Reduced levels of intracellular reactive oxygen species and apoptotic status are not correlated with increases in cryotolerance of bovine embryos produced in vitro in the presence of antioxidants
MetadataShow full item record

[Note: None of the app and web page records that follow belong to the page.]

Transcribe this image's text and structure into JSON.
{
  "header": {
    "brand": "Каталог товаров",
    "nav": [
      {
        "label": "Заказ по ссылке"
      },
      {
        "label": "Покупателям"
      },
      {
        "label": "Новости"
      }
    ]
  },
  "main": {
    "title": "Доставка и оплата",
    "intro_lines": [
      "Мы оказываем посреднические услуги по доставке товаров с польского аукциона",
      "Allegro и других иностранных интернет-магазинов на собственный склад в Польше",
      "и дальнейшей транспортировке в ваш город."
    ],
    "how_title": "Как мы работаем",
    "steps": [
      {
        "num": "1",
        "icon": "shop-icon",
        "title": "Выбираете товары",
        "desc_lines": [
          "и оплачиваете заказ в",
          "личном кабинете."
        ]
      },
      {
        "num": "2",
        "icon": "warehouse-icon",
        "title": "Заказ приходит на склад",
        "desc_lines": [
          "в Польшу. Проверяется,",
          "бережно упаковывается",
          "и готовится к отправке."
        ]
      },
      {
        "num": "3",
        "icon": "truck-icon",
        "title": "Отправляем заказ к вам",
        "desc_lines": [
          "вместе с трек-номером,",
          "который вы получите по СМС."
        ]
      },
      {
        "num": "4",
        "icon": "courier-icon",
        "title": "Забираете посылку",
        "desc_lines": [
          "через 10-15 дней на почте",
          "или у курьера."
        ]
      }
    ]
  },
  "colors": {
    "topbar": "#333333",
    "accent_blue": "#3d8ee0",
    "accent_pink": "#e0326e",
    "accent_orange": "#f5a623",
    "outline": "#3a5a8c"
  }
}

The effects of intracellular (cysteine and beta-mercaptoethanol) and extracellular (catalase) antioxidant supplementation at different times during in vitro production (IVM and/or in vitro culture (IVC)) on bovine embryo development, intracellular reactive oxygen species (ROS) levels, apoptosis and re-expansion rates after a vitrification-thawing process were examined. Blastocyst frequencies were not affected by either antioxidant supplementation (40.5%56.4%) or the timing of supplementation (41.7%-55.4%) compared with control (48.7%; P>0.05). Similarly, antioxidants and the moment of supplementation did not affect (P> 0.05) the total number of blastomeres (86.2-90.5 and 84.4-90.5, respectively) compared with control (85.7). However, the percentage of apoptotic cells was reduced (P< 0.05) in groups supplemented during IVM (1.7%), IVC (2.0%) or both (1.8%) compared with control (4.3%). Intracellular ROS levels measured in Day 7 blastocysts were reduced (P< 0.05) in all groups (0.60-0.78), with the exception of the group supplemented with beta-mercaptoethanol during IVC (0.88), which did not differ (P> 0.05) from that in the control group (1.00). Re-expansion rates were not affected (P> 0.05) by the treatments (50.0%-93.0%). In conclusion, antioxidant supplementation during IVM and/or IVC reduces intracellular ROS and the rate of apoptosis; however, supplementation does not increase embryonic development and survival after vitrification.